Harrell appoints next director of Seattle Department of Transportation
Jul 27, 2022, 2:46 PM
(Seattle Department of Transportation)
Seattle Mayor Bruce Harrell will appoint Greg Spotts as the Seattle Department of Transportation‘s (SDOT) newest director, pending confirmation by the Seattle City Council.
Spotts currently serves as the Executive Officer and Chief Sustainability Officer at the Los Angeles Bureau of Street Services.
“I am honored and excited to have the opportunity to lead one of the most forward-thinking transportation departments in the nation,” said Spotts.
“I have visited Seattle several times in recent years and have been deeply inspired by the urban transformation taking place. I intend to draw upon my years of infrastructure experience to ensure that SDOT is an effective and responsible steward of Seattle’s streets, sidewalks, bridges, and street trees.”
SDOT proposes changes to one of Seattle’s deadliest intersections for pedestrians, cyclists
Sam Zimbabwe was the previous director for SDOT, who held the position from 2019, when then-Seattle Mayor Jenny Durkin brought him in from Washington D.C., until December 31, 2021.
On January 1, Harrell announced Zimbabwe would be replaced by current SDOT Chief of Staff Kristen Simpson in the interim as the city “engaged in a robust national search for a new director.”
The Harrell administration stated in a press release they were seeking a replacement for Zimbabwe who would more “align” with Harrell’s vision for the department.
“I am excited that we were able to find a transportation director who recognizes the urgency of addressing environmental justice and equity in our transportation system,” said Yordanos Teferi, SDOT’s Transportation Equity Workgroup Co-chair and Search Committee Member.
“Greg clearly understood the history of how race has shaped and distorted cities across America, and how this has led to lasting consequences which still plague our communities to this day. He expressed a sincere commitment to stand by the department’s Transportation Equity Framework and advocate to make sure the department follows through on its promises.”

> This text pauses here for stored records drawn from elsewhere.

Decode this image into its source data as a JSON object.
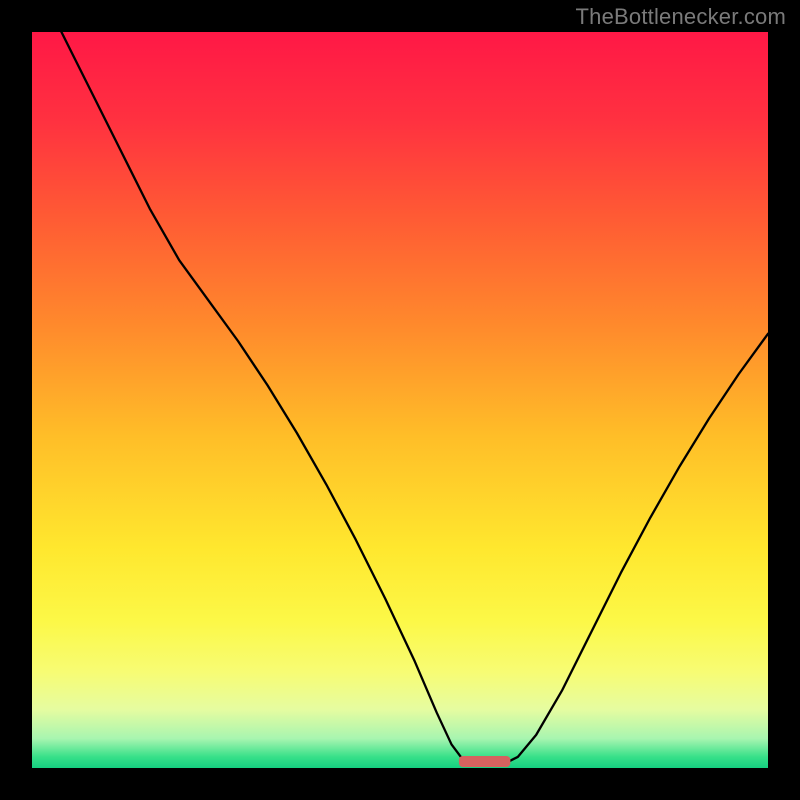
{
  "watermark": "TheBottlenecker.com",
  "chart_data": {
    "type": "line",
    "title": "",
    "xlabel": "",
    "ylabel": "",
    "xlim": [
      0,
      100
    ],
    "ylim": [
      0,
      100
    ],
    "background_gradient": [
      {
        "offset": 0.0,
        "color": "#ff1846"
      },
      {
        "offset": 0.12,
        "color": "#ff3140"
      },
      {
        "offset": 0.25,
        "color": "#ff5a34"
      },
      {
        "offset": 0.4,
        "color": "#ff8a2c"
      },
      {
        "offset": 0.55,
        "color": "#ffbe28"
      },
      {
        "offset": 0.7,
        "color": "#ffe72e"
      },
      {
        "offset": 0.8,
        "color": "#fcf847"
      },
      {
        "offset": 0.87,
        "color": "#f7fc74"
      },
      {
        "offset": 0.92,
        "color": "#e6fca0"
      },
      {
        "offset": 0.96,
        "color": "#a8f5b0"
      },
      {
        "offset": 0.985,
        "color": "#37e089"
      },
      {
        "offset": 1.0,
        "color": "#15cf80"
      }
    ],
    "series": [
      {
        "name": "bottleneck-curve",
        "stroke": "#000000",
        "stroke_width": 2.3,
        "points": [
          {
            "x": 4.0,
            "y": 100.0
          },
          {
            "x": 5.5,
            "y": 97.0
          },
          {
            "x": 8.0,
            "y": 92.0
          },
          {
            "x": 12.0,
            "y": 84.0
          },
          {
            "x": 16.0,
            "y": 76.0
          },
          {
            "x": 20.0,
            "y": 69.0
          },
          {
            "x": 24.0,
            "y": 63.5
          },
          {
            "x": 28.0,
            "y": 58.0
          },
          {
            "x": 32.0,
            "y": 52.0
          },
          {
            "x": 36.0,
            "y": 45.5
          },
          {
            "x": 40.0,
            "y": 38.5
          },
          {
            "x": 44.0,
            "y": 31.0
          },
          {
            "x": 48.0,
            "y": 23.0
          },
          {
            "x": 52.0,
            "y": 14.5
          },
          {
            "x": 55.0,
            "y": 7.5
          },
          {
            "x": 57.0,
            "y": 3.2
          },
          {
            "x": 58.5,
            "y": 1.2
          },
          {
            "x": 60.0,
            "y": 0.5
          },
          {
            "x": 62.0,
            "y": 0.5
          },
          {
            "x": 64.0,
            "y": 0.5
          },
          {
            "x": 66.0,
            "y": 1.5
          },
          {
            "x": 68.5,
            "y": 4.5
          },
          {
            "x": 72.0,
            "y": 10.5
          },
          {
            "x": 76.0,
            "y": 18.5
          },
          {
            "x": 80.0,
            "y": 26.5
          },
          {
            "x": 84.0,
            "y": 34.0
          },
          {
            "x": 88.0,
            "y": 41.0
          },
          {
            "x": 92.0,
            "y": 47.5
          },
          {
            "x": 96.0,
            "y": 53.5
          },
          {
            "x": 100.0,
            "y": 59.0
          }
        ]
      }
    ],
    "marker": {
      "name": "optimal-zone",
      "present": true,
      "x_center": 61.5,
      "width": 7.0,
      "fill": "#d6625f",
      "rx": 4
    }
  }
}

SDOT is responsible for maintaining and operating Seattle’s transportation network, including approximately 1,700 miles of roads, more than 100 bridges, 2,300 miles of sidewalk, 200 miles of bike facilities and trails, 500 public stairways, and 640,000 street trees.

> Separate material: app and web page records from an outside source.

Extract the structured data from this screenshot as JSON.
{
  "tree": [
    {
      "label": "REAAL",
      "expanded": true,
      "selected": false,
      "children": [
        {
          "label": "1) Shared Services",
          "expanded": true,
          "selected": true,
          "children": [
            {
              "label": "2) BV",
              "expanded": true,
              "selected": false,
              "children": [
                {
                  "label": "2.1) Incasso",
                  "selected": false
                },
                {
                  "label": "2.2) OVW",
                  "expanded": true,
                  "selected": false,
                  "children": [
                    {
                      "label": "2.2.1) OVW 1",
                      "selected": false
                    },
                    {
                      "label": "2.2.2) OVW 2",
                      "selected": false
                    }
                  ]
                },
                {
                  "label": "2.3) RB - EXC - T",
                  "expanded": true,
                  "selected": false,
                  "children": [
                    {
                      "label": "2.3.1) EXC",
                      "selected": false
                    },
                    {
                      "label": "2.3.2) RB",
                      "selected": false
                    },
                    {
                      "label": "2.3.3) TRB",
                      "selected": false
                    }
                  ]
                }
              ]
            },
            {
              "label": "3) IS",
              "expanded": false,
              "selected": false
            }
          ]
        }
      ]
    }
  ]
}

The department is currently planning, designing, and building more than 60 major capital projects and also actively manages a variety of ongoing programs to keep people and goods moving safely. SDOT’s infrastructure is estimated to be worth approximately $28 billion, and the department’s 2022 budget includes $422 million for capital projects and $308 million for operations and other programs.

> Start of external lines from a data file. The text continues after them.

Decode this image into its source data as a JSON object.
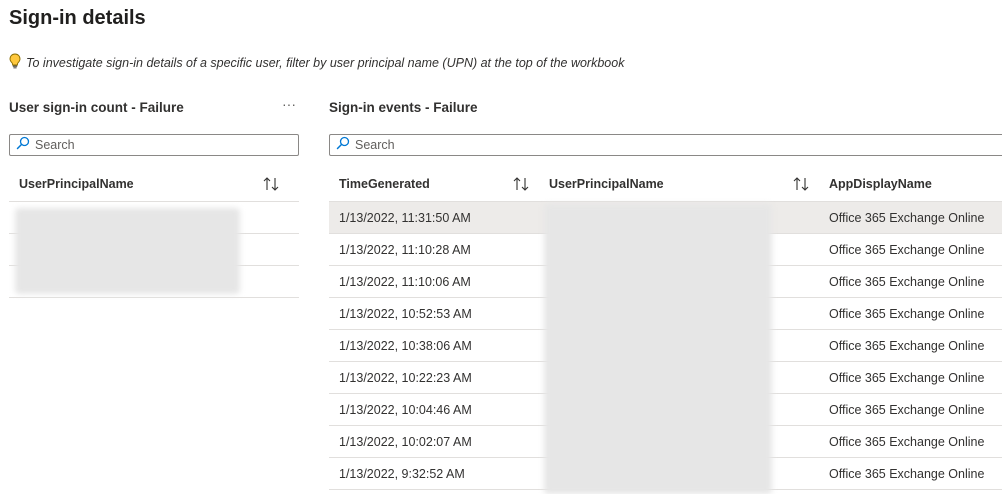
{
  "page": {
    "title": "Sign-in details",
    "info_text": "To investigate sign-in details of a specific user, filter by user principal name (UPN) at the top of the workbook",
    "info_icon": "lightbulb-icon"
  },
  "left_panel": {
    "title": "User sign-in count - Failure",
    "more_icon": "more-options-icon",
    "more_glyph": "···",
    "search_placeholder": "Search",
    "columns": [
      "UserPrincipalName"
    ],
    "row_count": 3
  },
  "right_panel": {
    "title": "Sign-in events - Failure",
    "search_placeholder": "Search",
    "columns": [
      "TimeGenerated",
      "UserPrincipalName",
      "AppDisplayName"
    ],
    "rows": [
      {
        "time": "1/13/2022, 11:31:50 AM",
        "app": "Office 365 Exchange Online"
      },
      {
        "time": "1/13/2022, 11:10:28 AM",
        "app": "Office 365 Exchange Online"
      },
      {
        "time": "1/13/2022, 11:10:06 AM",
        "app": "Office 365 Exchange Online"
      },
      {
        "time": "1/13/2022, 10:52:53 AM",
        "app": "Office 365 Exchange Online"
      },
      {
        "time": "1/13/2022, 10:38:06 AM",
        "app": "Office 365 Exchange Online"
      },
      {
        "time": "1/13/2022, 10:22:23 AM",
        "app": "Office 365 Exchange Online"
      },
      {
        "time": "1/13/2022, 10:04:46 AM",
        "app": "Office 365 Exchange Online"
      },
      {
        "time": "1/13/2022, 10:02:07 AM",
        "app": "Office 365 Exchange Online"
      },
      {
        "time": "1/13/2022, 9:32:52 AM",
        "app": "Office 365 Exchange Online"
      }
    ]
  },
  "colors": {
    "selected_row": "#edebe9",
    "border": "#e1dfdd",
    "search_icon": "#0078d4",
    "bulb": "#ffc83d"
  }
}
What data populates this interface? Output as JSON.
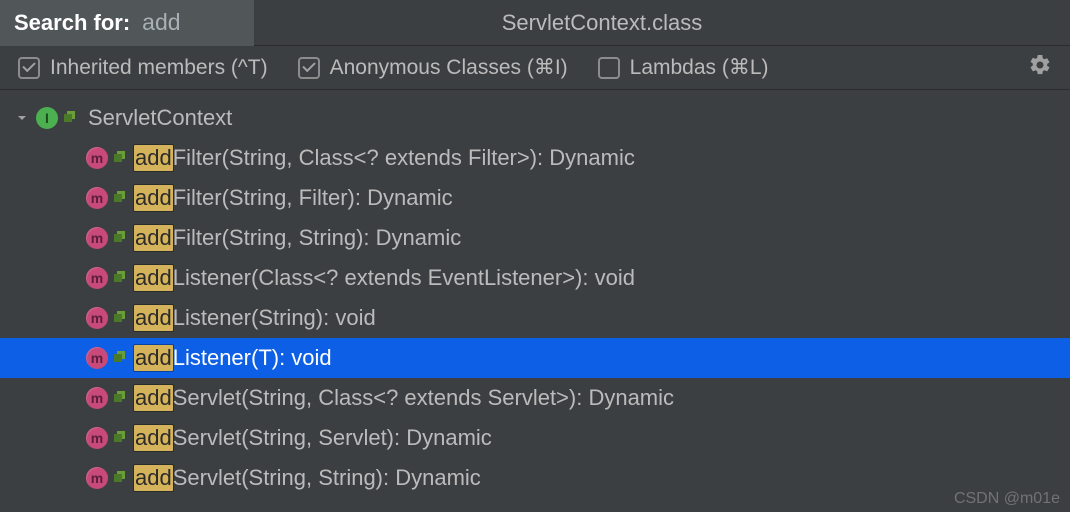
{
  "search": {
    "label": "Search for:",
    "query": "add"
  },
  "title": "ServletContext.class",
  "options": {
    "inherited": {
      "checked": true,
      "label": "Inherited members (^T)"
    },
    "anonymous": {
      "checked": true,
      "label": "Anonymous Classes (⌘I)"
    },
    "lambdas": {
      "checked": false,
      "label": "Lambdas (⌘L)"
    }
  },
  "root": {
    "icon": "I",
    "name": "ServletContext"
  },
  "members": [
    {
      "hl": "add",
      "rest": "Filter(String, Class<? extends Filter>): Dynamic",
      "selected": false
    },
    {
      "hl": "add",
      "rest": "Filter(String, Filter): Dynamic",
      "selected": false
    },
    {
      "hl": "add",
      "rest": "Filter(String, String): Dynamic",
      "selected": false
    },
    {
      "hl": "add",
      "rest": "Listener(Class<? extends EventListener>): void",
      "selected": false
    },
    {
      "hl": "add",
      "rest": "Listener(String): void",
      "selected": false
    },
    {
      "hl": "add",
      "rest": "Listener(T): void",
      "selected": true
    },
    {
      "hl": "add",
      "rest": "Servlet(String, Class<? extends Servlet>): Dynamic",
      "selected": false
    },
    {
      "hl": "add",
      "rest": "Servlet(String, Servlet): Dynamic",
      "selected": false
    },
    {
      "hl": "add",
      "rest": "Servlet(String, String): Dynamic",
      "selected": false
    }
  ],
  "watermark": "CSDN @m01e"
}
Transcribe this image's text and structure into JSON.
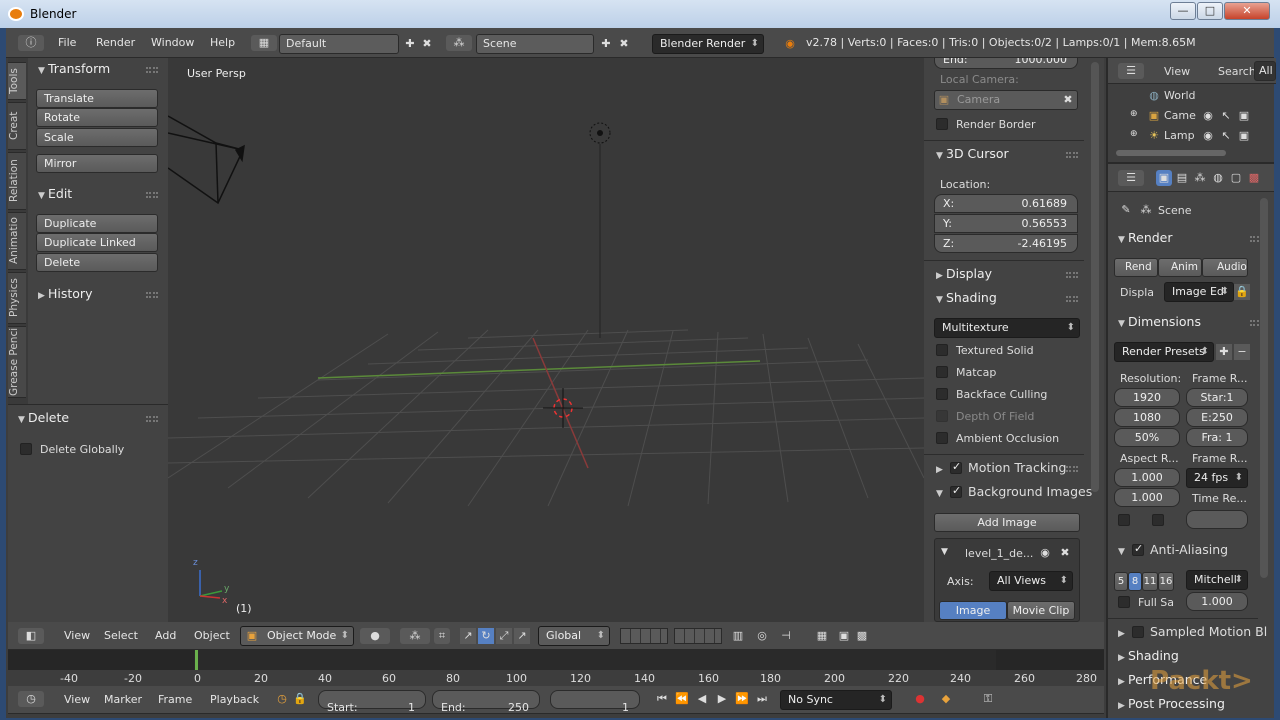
{
  "window": {
    "title": "Blender",
    "min": "—",
    "max": "□",
    "close": "✕"
  },
  "topbar": {
    "menu": [
      "File",
      "Render",
      "Window",
      "Help"
    ],
    "layout": "Default",
    "scene": "Scene",
    "engine": "Blender Render",
    "stats": "v2.78 | Verts:0 | Faces:0 | Tris:0 | Objects:0/2 | Lamps:0/1 | Mem:8.65M"
  },
  "toolshelf": {
    "tabs": [
      "Tools",
      "Creat",
      "Relation",
      "Animatio",
      "Physics",
      "Grease Penci"
    ],
    "transform": {
      "title": "Transform",
      "buttons": [
        "Translate",
        "Rotate",
        "Scale"
      ],
      "mirror": "Mirror"
    },
    "edit": {
      "title": "Edit",
      "buttons": [
        "Duplicate",
        "Duplicate Linked",
        "Delete"
      ]
    },
    "history": {
      "title": "History"
    },
    "operator": {
      "title": "Delete",
      "checkbox": "Delete Globally"
    }
  },
  "viewport": {
    "label": "User Persp",
    "frame": "(1)",
    "axes": {
      "z": "z",
      "y": "y",
      "x": "x"
    }
  },
  "props": {
    "end_label": "End:",
    "end_value": "1000.000",
    "local_camera": "Local Camera:",
    "camera": "Camera",
    "render_border": "Render Border",
    "cursor": {
      "title": "3D Cursor",
      "location": "Location:",
      "x_label": "X:",
      "x": "0.61689",
      "y_label": "Y:",
      "y": "0.56553",
      "z_label": "Z:",
      "z": "-2.46195"
    },
    "display": "Display",
    "shading": "Shading",
    "shading_mode": "Multitexture",
    "shading_opts": [
      {
        "label": "Textured Solid",
        "dim": false
      },
      {
        "label": "Matcap",
        "dim": false
      },
      {
        "label": "Backface Culling",
        "dim": false
      },
      {
        "label": "Depth Of Field",
        "dim": true
      },
      {
        "label": "Ambient Occlusion",
        "dim": false
      }
    ],
    "motion_tracking": "Motion Tracking",
    "bg_images": "Background Images",
    "add_image": "Add Image",
    "bg_item": "level_1_de...",
    "axis_label": "Axis:",
    "axis_value": "All Views",
    "tab_image": "Image",
    "tab_clip": "Movie Clip"
  },
  "outliner": {
    "view": "View",
    "search": "Search",
    "all": "All",
    "items": [
      "World",
      "Came",
      "Lamp"
    ]
  },
  "properties": {
    "scene": "Scene",
    "render": "Render",
    "render_btns": [
      "Rend",
      "Anim",
      "Audio"
    ],
    "display_label": "Displa",
    "display_value": "Image Ed",
    "dimensions": "Dimensions",
    "presets": "Render Presets",
    "resolution": "Resolution:",
    "res_x": "1920",
    "res_y": "1080",
    "res_pct": "50%",
    "frame_range": "Frame R...",
    "start": "Star:1",
    "end": "E:250",
    "step": "Fra: 1",
    "aspect": "Aspect R...",
    "asp_x": "1.000",
    "asp_y": "1.000",
    "frame_rate": "Frame R...",
    "fps": "24 fps",
    "time_remap": "Time Re...",
    "anti_aliasing": "Anti-Aliasing",
    "aa_samples": [
      "5",
      "8",
      "11",
      "16"
    ],
    "aa_filter": "Mitchell-",
    "full_sample": "Full Sa",
    "filter_size": "1.000",
    "sampled_motion": "Sampled Motion Bl",
    "shading": "Shading",
    "performance": "Performance",
    "post": "Post Processing"
  },
  "view3d_header": {
    "menu": [
      "View",
      "Select",
      "Add",
      "Object"
    ],
    "mode": "Object Mode",
    "orientation": "Global"
  },
  "timeline": {
    "ticks": [
      "-40",
      "-20",
      "0",
      "20",
      "40",
      "60",
      "80",
      "100",
      "120",
      "140",
      "160",
      "180",
      "200",
      "220",
      "240",
      "260",
      "280"
    ],
    "menu": [
      "View",
      "Marker",
      "Frame",
      "Playback"
    ],
    "start_label": "Start:",
    "start": "1",
    "end_label": "End:",
    "end": "250",
    "current": "1",
    "sync": "No Sync"
  },
  "watermark": "Packt>"
}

Concrete strike’s impact on West Seattle Bridge timeline unclear as SDOT makes final pours
“The new director has his work cut out for him, but I feel confident that he is up for the job. Seattle needs a transportation director who understands the importance of skilled workers designing and maintaining our roads and bridges,” said Mark Watson, Union Representative at PROTEC17.
“Greg made it clear that he believes the department working collaboratively with the department’s workforce and the community must get the basics right and must make sure that we are caring for the infrastructure which carries people and goods throughout the region and keeps our economy running.”
Spotts graduated cum laude from Yale University and received his Master of Public Policy from the UCLA School of Public Affairs. He has received numerous awards for his work in urban planning, climate, and mobility.